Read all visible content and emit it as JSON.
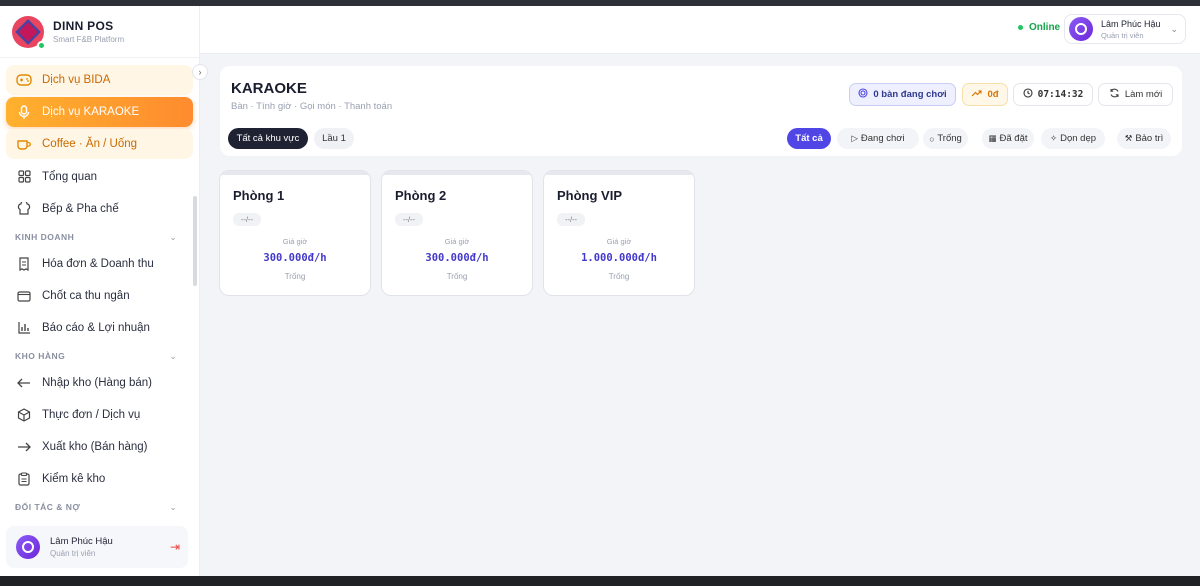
{
  "brand": {
    "title": "DINN POS",
    "subtitle": "Smart F&B Platform"
  },
  "sidebar": {
    "services": [
      {
        "label": "Dịch vụ BIDA",
        "icon": "gamepad-icon"
      },
      {
        "label": "Dịch vụ KARAOKE",
        "icon": "microphone-icon"
      },
      {
        "label": "Coffee · Ăn / Uống",
        "icon": "coffee-icon"
      }
    ],
    "general": [
      {
        "label": "Tổng quan",
        "icon": "grid-icon"
      },
      {
        "label": "Bếp & Pha chế",
        "icon": "chef-hat-icon"
      }
    ],
    "sections": [
      {
        "title": "KINH DOANH",
        "items": [
          "Hóa đơn & Doanh thu",
          "Chốt ca thu ngân",
          "Báo cáo & Lợi nhuận"
        ]
      },
      {
        "title": "KHO HÀNG",
        "items": [
          "Nhập kho (Hàng bán)",
          "Thực đơn / Dịch vụ",
          "Xuất kho (Bán hàng)",
          "Kiểm kê kho"
        ]
      },
      {
        "title": "ĐỐI TÁC & NỢ",
        "items": []
      }
    ],
    "user": {
      "name": "Lâm Phúc Hậu",
      "role": "Quản trị viên"
    }
  },
  "header": {
    "status": "Online",
    "user": {
      "name": "Lâm Phúc Hậu",
      "role": "Quản trị viên"
    }
  },
  "main": {
    "title": "KARAOKE",
    "subtitle": "Bàn · Tính giờ · Gọi món · Thanh toán",
    "playing_label": "0 bàn đang chơi",
    "revenue": "0đ",
    "clock": "07:14:32",
    "refresh_label": "Làm mới",
    "areas": [
      "Tất cả khu vực",
      "Lầu 1"
    ],
    "status_filters": [
      {
        "label": "Tất cả",
        "icon": ""
      },
      {
        "label": "Đang chơi",
        "icon": "▷"
      },
      {
        "label": "Trống",
        "icon": "○"
      },
      {
        "label": "Đã đặt",
        "icon": "▦"
      },
      {
        "label": "Dọn dẹp",
        "icon": "✧"
      },
      {
        "label": "Bảo trì",
        "icon": "⚒"
      }
    ],
    "rooms": [
      {
        "name": "Phòng 1",
        "time": "--/--",
        "price_label": "Giá giờ",
        "price": "300.000đ/h",
        "status": "Trống"
      },
      {
        "name": "Phòng 2",
        "time": "--/--",
        "price_label": "Giá giờ",
        "price": "300.000đ/h",
        "status": "Trống"
      },
      {
        "name": "Phòng VIP",
        "time": "--/--",
        "price_label": "Giá giờ",
        "price": "1.000.000đ/h",
        "status": "Trống"
      }
    ]
  }
}
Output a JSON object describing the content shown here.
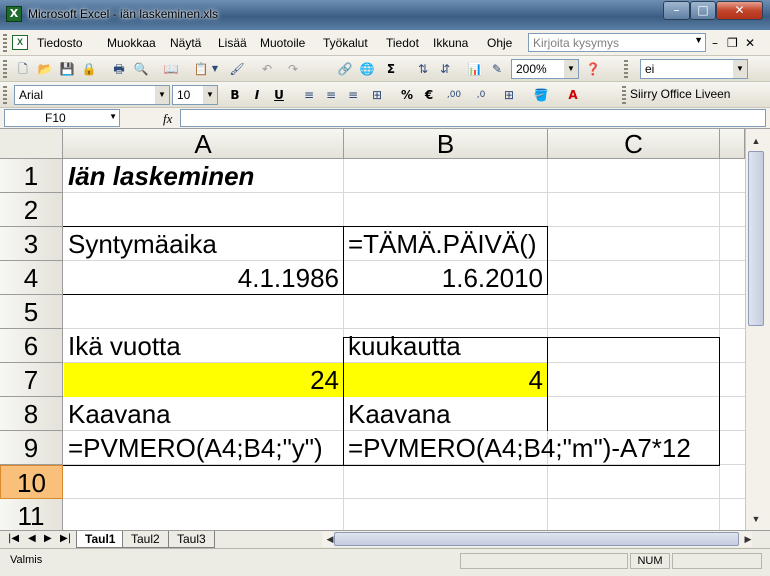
{
  "window": {
    "title": "Microsoft Excel - iän laskeminen.xls",
    "min": "–",
    "max": "□",
    "close": "✕"
  },
  "menu": {
    "items": [
      "Tiedosto",
      "Muokkaa",
      "Näytä",
      "Lisää",
      "Muotoile",
      "Työkalut",
      "Tiedot",
      "Ikkuna",
      "Ohje"
    ],
    "help_placeholder": "Kirjoita kysymys"
  },
  "toolbar": {
    "zoom": "200%",
    "style_box": "ei",
    "font": "Arial",
    "font_size": "10",
    "bold": "B",
    "italic": "I",
    "underline": "U",
    "percent": "%",
    "euro": "€",
    "inc_dec": ",00",
    "dec_dec": ",0",
    "sum": "Σ",
    "office_link": "Siirry Office Liveen"
  },
  "formula_bar": {
    "name_box": "F10",
    "fx": "fx",
    "value": ""
  },
  "columns": [
    "A",
    "B",
    "C"
  ],
  "rows": [
    "1",
    "2",
    "3",
    "4",
    "5",
    "6",
    "7",
    "8",
    "9",
    "10",
    "11"
  ],
  "cells": {
    "A1": "Iän laskeminen",
    "A3": "Syntymäaika",
    "B3": "=TÄMÄ.PÄIVÄ()",
    "A4": "4.1.1986",
    "B4": "1.6.2010",
    "A6": "Ikä vuotta",
    "B6": "kuukautta",
    "A7": "24",
    "B7": "4",
    "A8": "Kaavana",
    "B8": "Kaavana",
    "A9": "=PVMERO(A4;B4;\"y\")",
    "B9": "=PVMERO(A4;B4;\"m\")-A7*12"
  },
  "sheets": [
    "Taul1",
    "Taul2",
    "Taul3"
  ],
  "status": {
    "text": "Valmis",
    "num": "NUM"
  },
  "colors": {
    "highlight": "#ffff00",
    "active_row": "#f8c07a",
    "title_bar": "#46688e"
  }
}
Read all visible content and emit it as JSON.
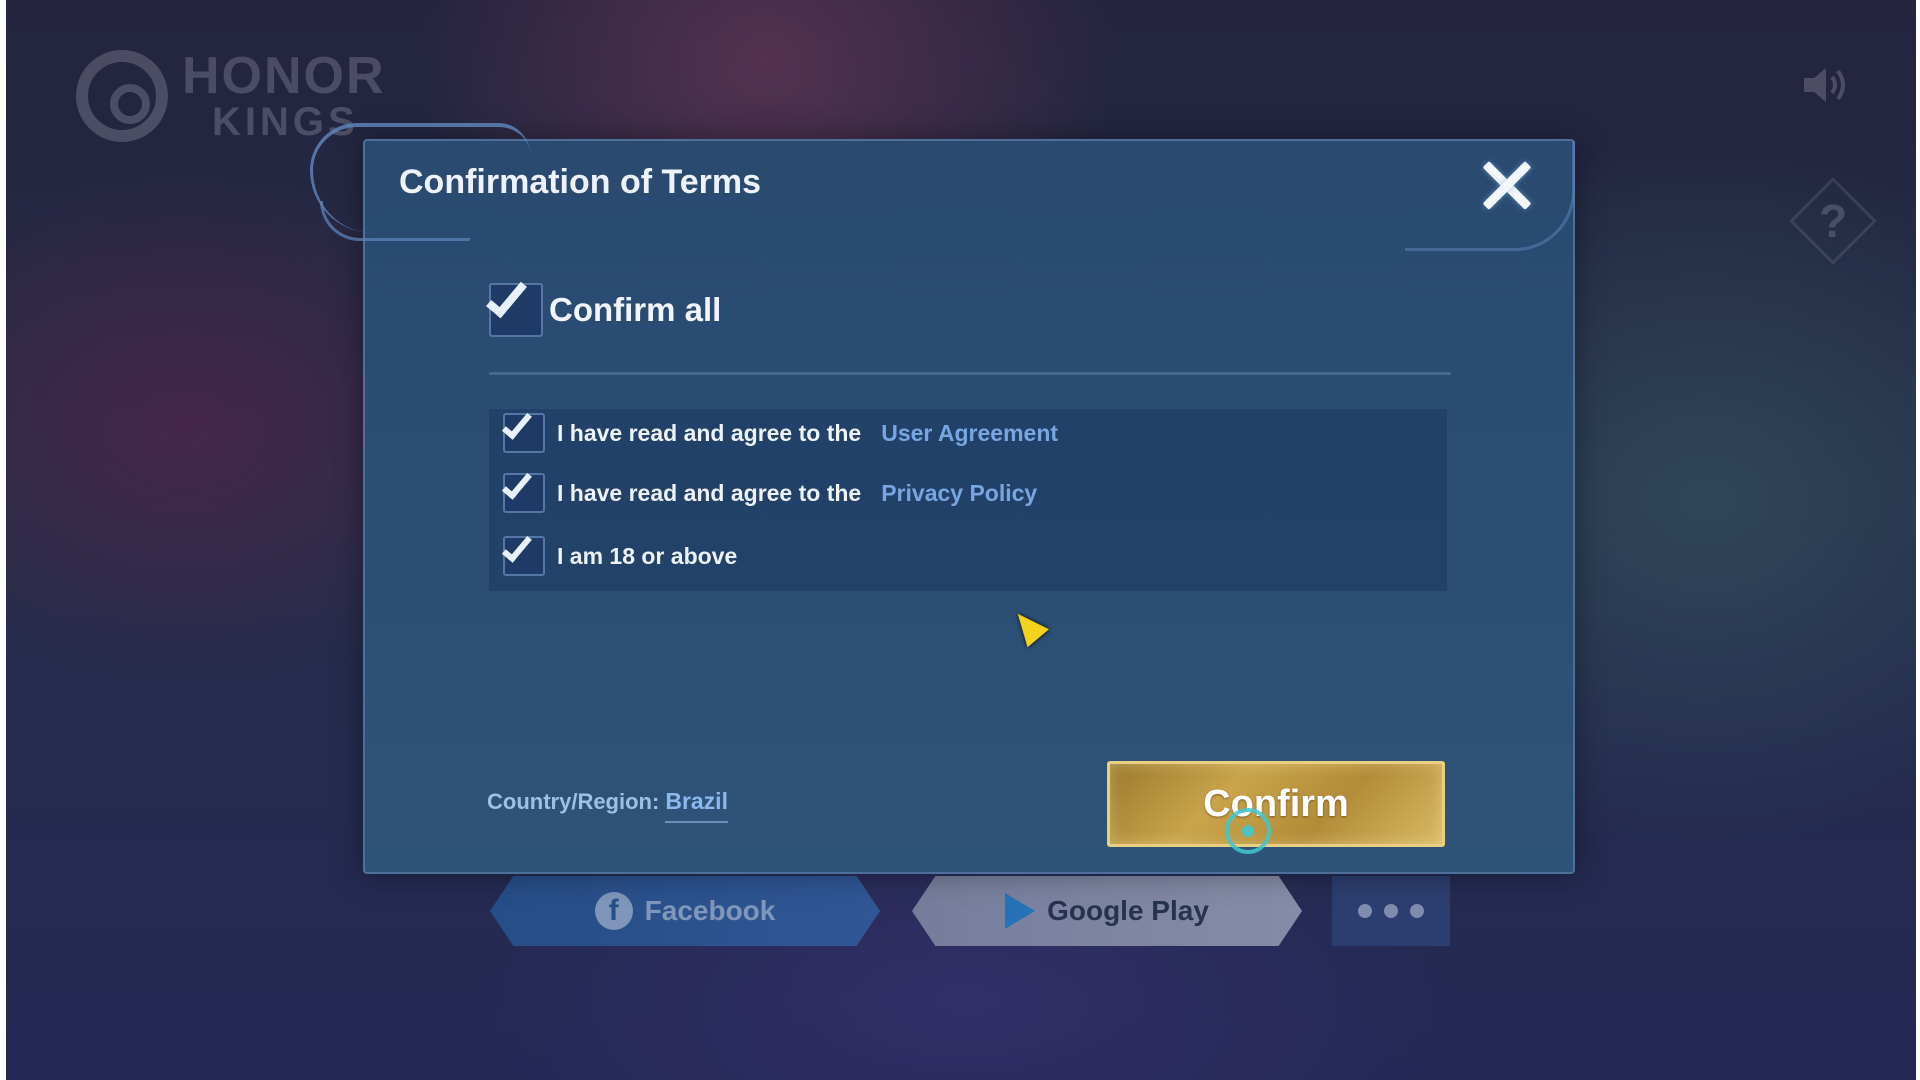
{
  "brand": {
    "line1": "HONOR",
    "line2": "KINGS"
  },
  "corner": {
    "sound_icon": "speaker-icon",
    "help_label": "?"
  },
  "login": {
    "facebook_label": "Facebook",
    "google_play_label": "Google Play"
  },
  "dialog": {
    "title": "Confirmation of Terms",
    "confirm_all": {
      "label": "Confirm all",
      "checked": true
    },
    "terms": [
      {
        "prefix": "I have read and agree to the",
        "link": "User Agreement",
        "checked": true
      },
      {
        "prefix": "I have read and agree to the",
        "link": "Privacy Policy",
        "checked": true
      },
      {
        "prefix": "I am 18 or above",
        "link": "",
        "checked": true
      }
    ],
    "region_label": "Country/Region:",
    "region_value": "Brazil",
    "confirm_button": "Confirm"
  },
  "colors": {
    "dialog_bg": "#2c4e75",
    "link": "#77a6e2",
    "confirm_gold": "#c9a44b"
  }
}
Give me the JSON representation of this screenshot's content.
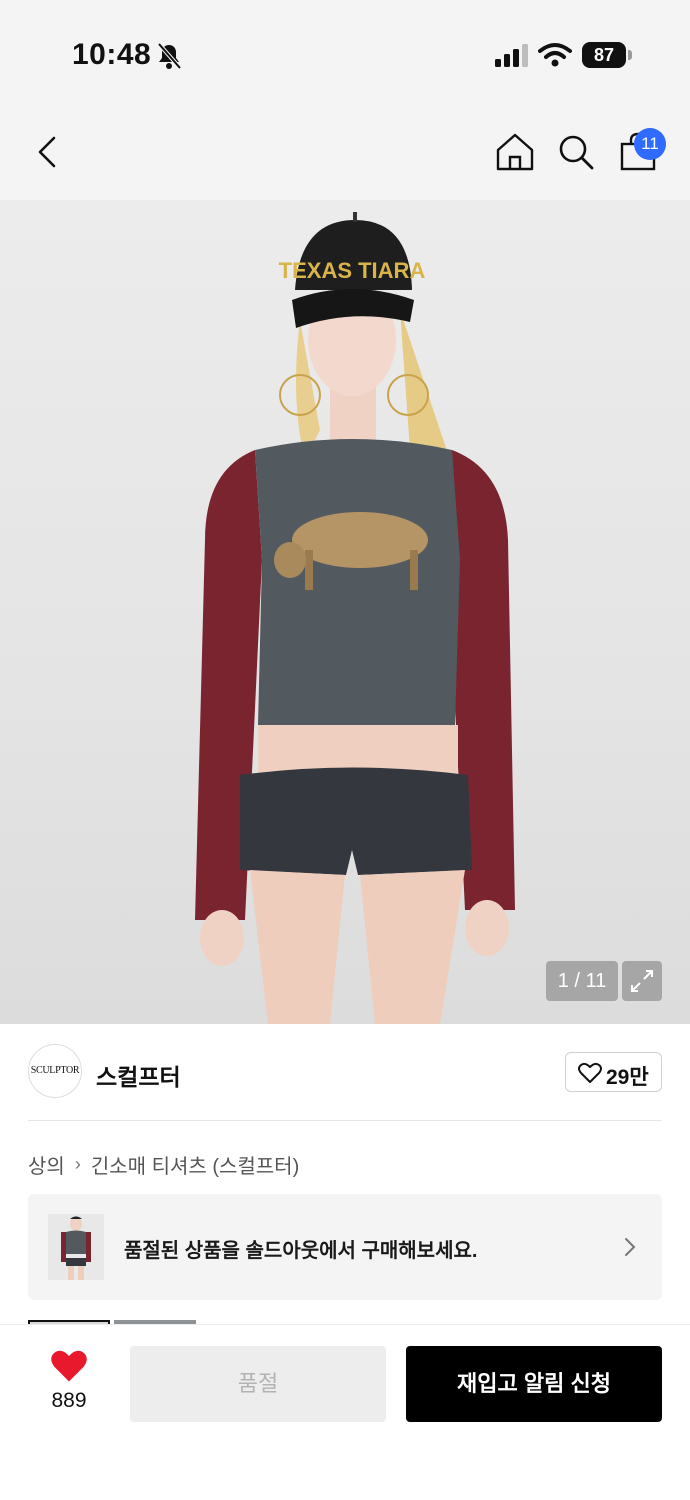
{
  "status_bar": {
    "time": "10:48",
    "battery": "87",
    "icons": [
      "bell-off-icon",
      "cellular-signal-icon",
      "wifi-icon",
      "battery-icon"
    ]
  },
  "nav": {
    "icons": [
      "back-icon",
      "home-icon",
      "search-icon",
      "shopping-bag-icon"
    ],
    "cart_count": "11"
  },
  "gallery": {
    "counter": "1 / 11",
    "cap_text": "TEXAS TIARA",
    "icons": [
      "expand-icon"
    ]
  },
  "brand": {
    "logo_text": "SCULPTOR",
    "name": "스컬프터",
    "likes": "29만"
  },
  "breadcrumb": {
    "items": [
      "상의",
      "긴소매 티셔츠 (스컬프터)"
    ]
  },
  "soldout_banner": {
    "text": "품절된 상품을 솔드아웃에서 구매해보세요."
  },
  "bottom_bar": {
    "like_count": "889",
    "soldout_label": "품절",
    "restock_label": "재입고 알림 신청",
    "colors": {
      "heart": "#e8192c",
      "primary": "#000000",
      "badge": "#2f6bff"
    }
  }
}
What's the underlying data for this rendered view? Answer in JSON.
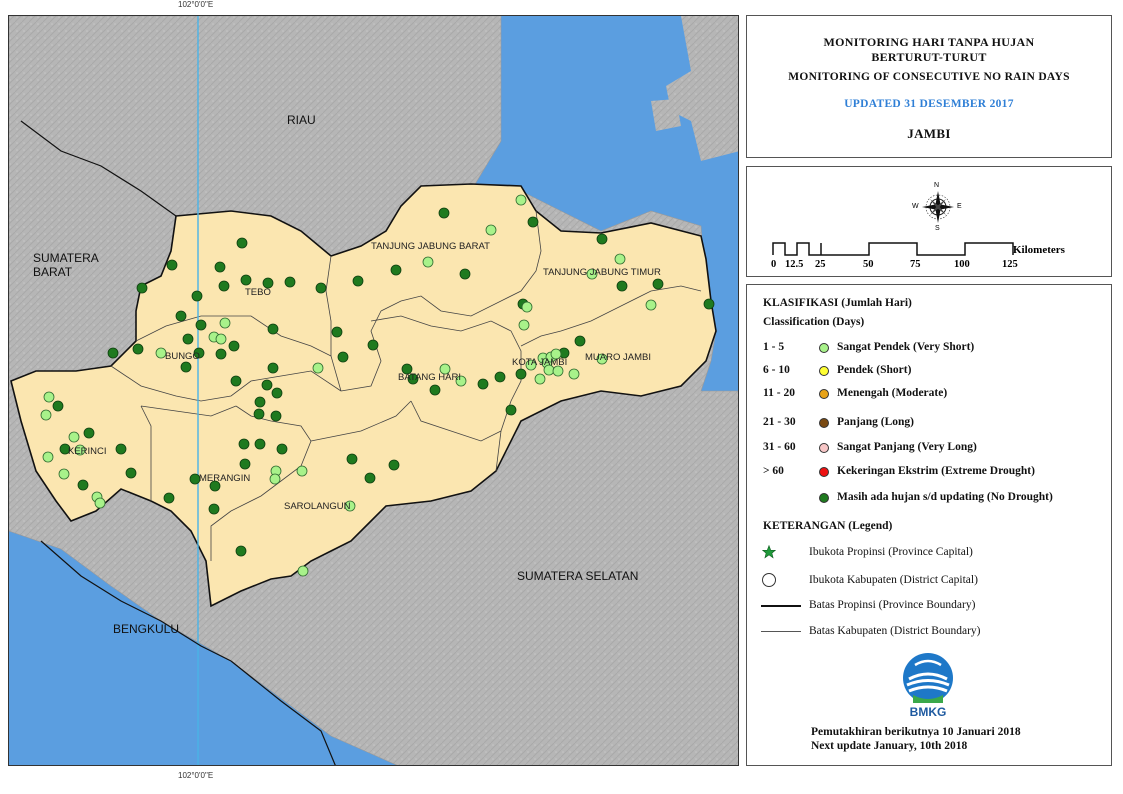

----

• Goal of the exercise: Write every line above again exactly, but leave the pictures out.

• Answer:
Read all visible content and emit it as JSON.
{
  "brand": {
    "title": "DINN POS",
    "subtitle": "Smart F&B Platform"
  },
  "sidebar": {
    "services": [
      {
        "label": "Dịch vụ BIDA",
        "icon": "gamepad-icon"
      },
      {
        "label": "Dịch vụ KARAOKE",
        "icon": "microphone-icon"
      },
      {
        "label": "Coffee · Ăn / Uống",
        "icon": "coffee-icon"
      }
    ],
    "general": [
      {
        "label": "Tổng quan",
        "icon": "grid-icon"
      },
      {
        "label": "Bếp & Pha chế",
        "icon": "chef-hat-icon"
      }
    ],
    "sections": [
      {
        "title": "KINH DOANH",
        "items": [
          "Hóa đơn & Doanh thu",
          "Chốt ca thu ngân",
          "Báo cáo & Lợi nhuận"
        ]
      },
      {
        "title": "KHO HÀNG",
        "items": [
          "Nhập kho (Hàng bán)",
          "Thực đơn / Dịch vụ",
          "Xuất kho (Bán hàng)",
          "Kiểm kê kho"
        ]
      },
      {
        "title": "ĐỐI TÁC & NỢ",
        "items": []
      }
    ],
    "user": {
      "name": "Lâm Phúc Hậu",
      "role": "Quản trị viên"
    }
  },
  "header": {
    "status": "Online",
    "user": {
      "name": "Lâm Phúc Hậu",
      "role": "Quản trị viên"
    }
  },
  "main": {
    "title": "KARAOKE",
    "subtitle": "Bàn · Tính giờ · Gọi món · Thanh toán",
    "playing_label": "0 bàn đang chơi",
    "revenue": "0đ",
    "clock": "07:14:32",
    "refresh_label": "Làm mới",
    "areas": [
      "Tất cả khu vực",
      "Lầu 1"
    ],
    "status_filters": [
      {
        "label": "Tất cả",
        "icon": ""
      },
      {
        "label": "Đang chơi",
        "icon": "▷"
      },
      {
        "label": "Trống",
        "icon": "○"
      },
      {
        "label": "Đã đặt",
        "icon": "▦"
      },
      {
        "label": "Dọn dẹp",
        "icon": "✧"
      },
      {
        "label": "Bảo trì",
        "icon": "⚒"
      }
    ],
    "rooms": [
      {
        "name": "Phòng 1",
        "time": "--/--",
        "price_label": "Giá giờ",
        "price": "300.000đ/h",
        "status": "Trống"
      },
      {
        "name": "Phòng 2",
        "time": "--/--",
        "price_label": "Giá giờ",
        "price": "300.000đ/h",
        "status": "Trống"
      },
      {
        "name": "Phòng VIP",
        "time": "--/--",
        "price_label": "Giá giờ",
        "price": "1.000.000đ/h",
        "status": "Trống"
      }
    ]
  }
}
Output a JSON object describing the content shown here.
{
  "window": {
    "title": "Microsoft Excel - iän laskeminen.xls",
    "min": "–",
    "max": "□",
    "close": "✕"
  },
  "menu": {
    "items": [
      "Tiedosto",
      "Muokkaa",
      "Näytä",
      "Lisää",
      "Muotoile",
      "Työkalut",
      "Tiedot",
      "Ikkuna",
      "Ohje"
    ],
    "help_placeholder": "Kirjoita kysymys"
  },
  "toolbar": {
    "zoom": "200%",
    "style_box": "ei",
    "font": "Arial",
    "font_size": "10",
    "bold": "B",
    "italic": "I",
    "underline": "U",
    "percent": "%",
    "euro": "€",
    "inc_dec": ",00",
    "dec_dec": ",0",
    "sum": "Σ",
    "office_link": "Siirry Office Liveen"
  },
  "formula_bar": {
    "name_box": "F10",
    "fx": "fx",
    "value": ""
  },
  "columns": [
    "A",
    "B",
    "C"
  ],
  "rows": [
    "1",
    "2",
    "3",
    "4",
    "5",
    "6",
    "7",
    "8",
    "9",
    "10",
    "11"
  ],
  "cells": {
    "A1": "Iän laskeminen",
    "A3": "Syntymäaika",
    "B3": "=TÄMÄ.PÄIVÄ()",
    "A4": "4.1.1986",
    "B4": "1.6.2010",
    "A6": "Ikä vuotta",
    "B6": "kuukautta",
    "A7": "24",
    "B7": "4",
    "A8": "Kaavana",
    "B8": "Kaavana",
    "A9": "=PVMERO(A4;B4;\"y\")",
    "B9": "=PVMERO(A4;B4;\"m\")-A7*12"
  },
  "sheets": [
    "Taul1",
    "Taul2",
    "Taul3"
  ],
  "status": {
    "text": "Valmis",
    "num": "NUM"
  },
  "colors": {
    "highlight": "#ffff00",
    "active_row": "#f8c07a",
    "title_bar": "#46688e"
  }
}
Read all visible content and emit it as JSON.
{
  "brand": {
    "line1": "HONOR",
    "line2": "KINGS"
  },
  "corner": {
    "sound_icon": "speaker-icon",
    "help_label": "?"
  },
  "login": {
    "facebook_label": "Facebook",
    "google_play_label": "Google Play"
  },
  "dialog": {
    "title": "Confirmation of Terms",
    "confirm_all": {
      "label": "Confirm all",
      "checked": true
    },
    "terms": [
      {
        "prefix": "I have read and agree to the",
        "link": "User Agreement",
        "checked": true
      },
      {
        "prefix": "I have read and agree to the",
        "link": "Privacy Policy",
        "checked": true
      },
      {
        "prefix": "I am 18 or above",
        "link": "",
        "checked": true
      }
    ],
    "region_label": "Country/Region:",
    "region_value": "Brazil",
    "confirm_button": "Confirm"
  },
  "colors": {
    "dialog_bg": "#2c4e75",
    "link": "#77a6e2",
    "confirm_gold": "#c9a44b"
  }
}
Give me the JSON representation of this screenshot's content.
{
  "status_bar": {
    "time": "10:48",
    "battery": "87",
    "icons": [
      "bell-off-icon",
      "cellular-signal-icon",
      "wifi-icon",
      "battery-icon"
    ]
  },
  "nav": {
    "icons": [
      "back-icon",
      "home-icon",
      "search-icon",
      "shopping-bag-icon"
    ],
    "cart_count": "11"
  },
  "gallery": {
    "counter": "1 / 11",
    "cap_text": "TEXAS TIARA",
    "icons": [
      "expand-icon"
    ]
  },
  "brand": {
    "logo_text": "SCULPTOR",
    "name": "스컬프터",
    "likes": "29만"
  },
  "breadcrumb": {
    "items": [
      "상의",
      "긴소매 티셔츠 (스컬프터)"
    ]
  },
  "soldout_banner": {
    "text": "품절된 상품을 솔드아웃에서 구매해보세요."
  },
  "bottom_bar": {
    "like_count": "889",
    "soldout_label": "품절",
    "restock_label": "재입고 알림 신청",
    "colors": {
      "heart": "#e8192c",
      "primary": "#000000",
      "badge": "#2f6bff"
    }
  }
}
What's the underlying data for this rendered view? Answer in JSON.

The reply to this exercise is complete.